Raul Castro lets loose more reforms
By Will Weissert
HAVANA — Cubans snapped up DVD players, motorbikes and pressure cookers for the first time Tuesday as Raul Castro’s new government loosened controls on consumer goods and invited private farmers to plant tobacco, coffee and other crops on unused state land.
Combined with other reforms announced in recent days, the measures suggest real changes are being driven by the new president, who vowed when he took over from his brother Fidel to remove some of the more irksome limitations on the daily lives of Cubans.
Analysts wondered how far the communist government is willing to go.

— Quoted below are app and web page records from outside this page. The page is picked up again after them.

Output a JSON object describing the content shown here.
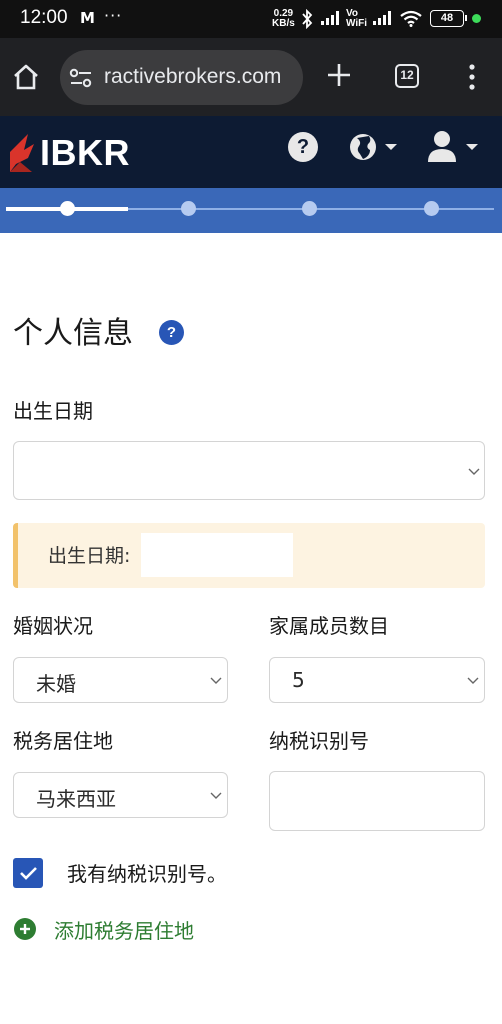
{
  "status_bar": {
    "time": "12:00",
    "mail_icon": "M",
    "more": "···",
    "speed_value": "0.29",
    "speed_unit": "KB/s",
    "vo": "Vo",
    "wifi_label": "WiFi",
    "battery": "48"
  },
  "browser": {
    "url": "ractivebrokers.com",
    "tab_count": "12"
  },
  "header": {
    "logo_text": "IBKR",
    "help": "?"
  },
  "progress": {
    "steps": 4,
    "current_step": 1
  },
  "page": {
    "title": "个人信息",
    "help": "?"
  },
  "form": {
    "dob_label": "出生日期",
    "dob_value": "",
    "dob_notice": "出生日期:",
    "marital_label": "婚姻状况",
    "marital_value": "未婚",
    "dependents_label": "家属成员数目",
    "dependents_value": "5",
    "tax_residence_label": "税务居住地",
    "tax_residence_value": "马来西亚",
    "tin_label": "纳税识别号",
    "tin_value": "",
    "has_tin_label": "我有纳税识别号。",
    "has_tin_checked": true,
    "add_residence_label": "添加税务居住地"
  },
  "colors": {
    "header_bg": "#0d1b33",
    "progress_bg": "#3a68b8",
    "accent_blue": "#2856b6",
    "add_green": "#2e7d32",
    "notice_bg": "#fdf3e1",
    "notice_border": "#f2c26b",
    "logo_red": "#d9342b"
  }
}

"Cuban people can’t survive on the salaries people are paying them. Average men and women have been screaming that at the top of their lungs for many years," said Felix Masud-Piloto, director of the Center for Latino Research at DePaul University. "Now after many years, the government is listening."
Many of the shoppers filling stores Tuesday lamented the fact that the goods are unaffordable on the government salaries they earn. But that didn’t stop them from lining up to see electronic gadgets previously available only to foreigners and companies.
"They should have done this a long time ago," one man said as he left a store with a red and silver electric motorbike that cost $814. The Chinese-made bikes can be charged with an electric cord and had been barred for general sale because officials feared a strain on the power grid.
On Monday, the Tourism Ministry announced that any Cuban with enough money can now stay in luxury hotels and rent cars, doing away with restrictions that made ordinary people feel like second-class citizens. And last week, Cuba said citizens will be able to get cell phones legally in their own names, a luxury long reserved for the lucky few.
The land initiative, however, potentially could put more food on the table of all Cubans and bring in hard currency from exports of tobacco, coffee and other products, providing the cash inflows needed to spur a new consumer economy.
Government television said 51 percent of arable land is underused or fallow, and officials are transferring some of it to individual farmers and associations representing small, private producers. According to official figures, cooperatives already control 35 percent of arable land — and produce 60 percent of the island’s agricultural output.
"Everyone who wants to produce tobacco will be given land to produce tobacco, and it will be the same with coffee," said Orlando Lugo, president of Cuba’s national farmers association.
The change is a sharp contrast to the early days of Cuba’s revolution, when the government forced or encouraged private farmers to turn their land over to the state or form government-controlled collective farms. But without more details, it was difficult to tell the significance of program, which began last year but was announced only this week.
"If this means all land that’s not being used, like for private farmers, cooperatives and state farms, is available, that’s positive," said Carmelo Mesa-Lago, a Cuba economics expert at the University of Pittsburgh. "Assuming, of course, they have the freedom to sow and sell whatever they want."
Lines formed before the doors opened at the Galerias Paseos shopping center on Havana’s famed seaside Malecon boulevard, and shoppers wasted little time once inside. But there was no sign yet of computers and microwaves, highly anticipated items that clerks across Havana insisted would appear soon on store shelves, with desktop computers retailing for around $650.
Cuba’s communist system was founded on promoting social and economic equality, but that doesn’t mean Cubans can’t have DVD players, said Mercedes Orta, who rushed to gawk at the new products.
"Socialism has nothing to do with living comfortably," she said.
Lines outside electronics boutiques and specialty shops are common in Cuba because guards limit how many people can be inside at a time. But waits were longer and aisles more packed than usual at Havana’s best-known stores.
"DVDs are over there, down that aisle," an employee in a white short-sleeved shirt repeated over and over as shoppers wandered into La Copa, an electronics and grocery store across from the Copacabana Hotel.
"Very good! DVD players on sale for everybody," exclaimed Clara, an elderly woman peering at a black JVC console. "Of course nobody has the money to buy them." Like many Cubans, Clara chatted freely but wouldn’t give her full name to a foreign reporter.
Government stores offered all products in convertible pesos — hard currency worth 24 times the regular pesos state employees get paid. The government controls well over 90 percent of the economy and the average state salary is just 408 regular pesos a month, about $19.50.
Still, most Cubans have access to at least some convertible pesos thanks to jobs with foreign firms or in tourism, or cash sent by relatives living in the United States.
Graciela Jaime, a 68-year-old retired clothes factory employee, complained that widespread corruption and greed has created a class of rich Cubans.
"Everyone wants to spend money and that is what’s happening," she said. "If everything they earned went to the state like it should, there wouldn’t be as much corruption as there is."